There are countless ways to acknowledge grief in a healthy and loving way—that you may or may not have the energy to tackle this year. You might wish to light candles, to whisper names, to select carefully a gorgeous flower arrangement, to visit the cemetery, to make a donation in memory of your baby, to write a letter full of love and tuck it into a box or a drawer. And if none of those things feels like the right thing to do this year, perhaps the only thing you need to do is take care of yourself—even if that means watching mindless television and eating popcorn in bed.
Not every Mother’s Day will hurt so much.
Grief doesn’t disappear over time, but it does change shape and size depending on the year, the moment, the date. Next year may be a different experience entirely. But if what you need this year is not to participate, then please give yourself permission to explain simply that you’re not feeling well.
You do not have to educate everyone you meet about grief. You do not have to offer further explanation. You do not have to prove your love for your child in anyway.
You are already a mother. You have nothing to prove on this day to anyone.

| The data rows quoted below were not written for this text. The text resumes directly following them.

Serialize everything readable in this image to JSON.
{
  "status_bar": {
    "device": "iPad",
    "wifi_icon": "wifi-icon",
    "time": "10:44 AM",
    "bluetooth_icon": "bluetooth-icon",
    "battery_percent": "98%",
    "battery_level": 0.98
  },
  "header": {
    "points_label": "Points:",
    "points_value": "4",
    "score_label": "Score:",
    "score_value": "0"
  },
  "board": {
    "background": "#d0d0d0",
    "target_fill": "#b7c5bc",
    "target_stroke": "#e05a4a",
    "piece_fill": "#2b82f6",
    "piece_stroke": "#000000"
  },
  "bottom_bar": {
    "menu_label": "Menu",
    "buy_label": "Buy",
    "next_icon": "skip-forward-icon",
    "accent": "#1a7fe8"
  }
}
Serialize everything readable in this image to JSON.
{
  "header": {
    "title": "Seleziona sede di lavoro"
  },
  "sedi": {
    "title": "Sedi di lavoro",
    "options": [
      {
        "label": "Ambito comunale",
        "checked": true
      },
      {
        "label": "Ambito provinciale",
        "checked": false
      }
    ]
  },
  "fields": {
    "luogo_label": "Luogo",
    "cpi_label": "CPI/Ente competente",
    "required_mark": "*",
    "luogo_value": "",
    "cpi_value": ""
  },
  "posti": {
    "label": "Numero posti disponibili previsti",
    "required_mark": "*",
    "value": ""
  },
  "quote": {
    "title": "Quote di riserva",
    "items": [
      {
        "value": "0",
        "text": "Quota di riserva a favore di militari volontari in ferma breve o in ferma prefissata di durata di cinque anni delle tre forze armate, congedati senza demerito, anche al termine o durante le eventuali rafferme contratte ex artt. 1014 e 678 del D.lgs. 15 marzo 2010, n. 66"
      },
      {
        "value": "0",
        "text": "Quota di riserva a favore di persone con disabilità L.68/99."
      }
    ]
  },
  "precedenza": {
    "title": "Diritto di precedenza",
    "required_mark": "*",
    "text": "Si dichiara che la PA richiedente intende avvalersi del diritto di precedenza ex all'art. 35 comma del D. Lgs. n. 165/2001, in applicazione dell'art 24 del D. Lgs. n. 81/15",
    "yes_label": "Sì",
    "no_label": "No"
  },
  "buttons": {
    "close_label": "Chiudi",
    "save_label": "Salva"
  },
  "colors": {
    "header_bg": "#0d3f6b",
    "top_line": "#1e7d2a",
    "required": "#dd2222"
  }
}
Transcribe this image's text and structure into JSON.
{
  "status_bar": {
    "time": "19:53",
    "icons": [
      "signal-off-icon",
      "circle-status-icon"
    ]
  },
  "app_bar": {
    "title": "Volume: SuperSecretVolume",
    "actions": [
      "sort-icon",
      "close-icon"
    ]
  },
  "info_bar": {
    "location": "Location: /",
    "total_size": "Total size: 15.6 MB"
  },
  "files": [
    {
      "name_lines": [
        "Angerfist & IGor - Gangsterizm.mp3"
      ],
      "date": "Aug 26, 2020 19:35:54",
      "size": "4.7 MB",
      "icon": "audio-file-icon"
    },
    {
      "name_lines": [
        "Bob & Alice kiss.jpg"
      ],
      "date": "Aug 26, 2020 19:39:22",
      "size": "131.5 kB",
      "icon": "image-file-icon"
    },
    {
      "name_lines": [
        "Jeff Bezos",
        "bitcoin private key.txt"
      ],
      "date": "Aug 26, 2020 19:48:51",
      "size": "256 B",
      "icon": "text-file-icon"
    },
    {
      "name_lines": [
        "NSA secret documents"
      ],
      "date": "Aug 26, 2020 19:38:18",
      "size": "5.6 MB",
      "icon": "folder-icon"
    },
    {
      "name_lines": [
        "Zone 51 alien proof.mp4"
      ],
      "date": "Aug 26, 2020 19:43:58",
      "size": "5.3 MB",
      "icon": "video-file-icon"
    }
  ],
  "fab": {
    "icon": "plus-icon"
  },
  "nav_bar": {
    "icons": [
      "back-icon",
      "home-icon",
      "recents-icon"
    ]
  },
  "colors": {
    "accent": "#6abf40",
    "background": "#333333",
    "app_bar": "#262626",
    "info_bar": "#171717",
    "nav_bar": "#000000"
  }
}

Some days require you to demonstrate great strength. But maybe this year, you can let yourself retreat from the pain so that you’re strong enough to face it next time. Give yourself permission to get through Mother’s Day by any means necessary. If you’re not feeling well, if you’re overcome with the deep flu of grief, you can skip the holiday.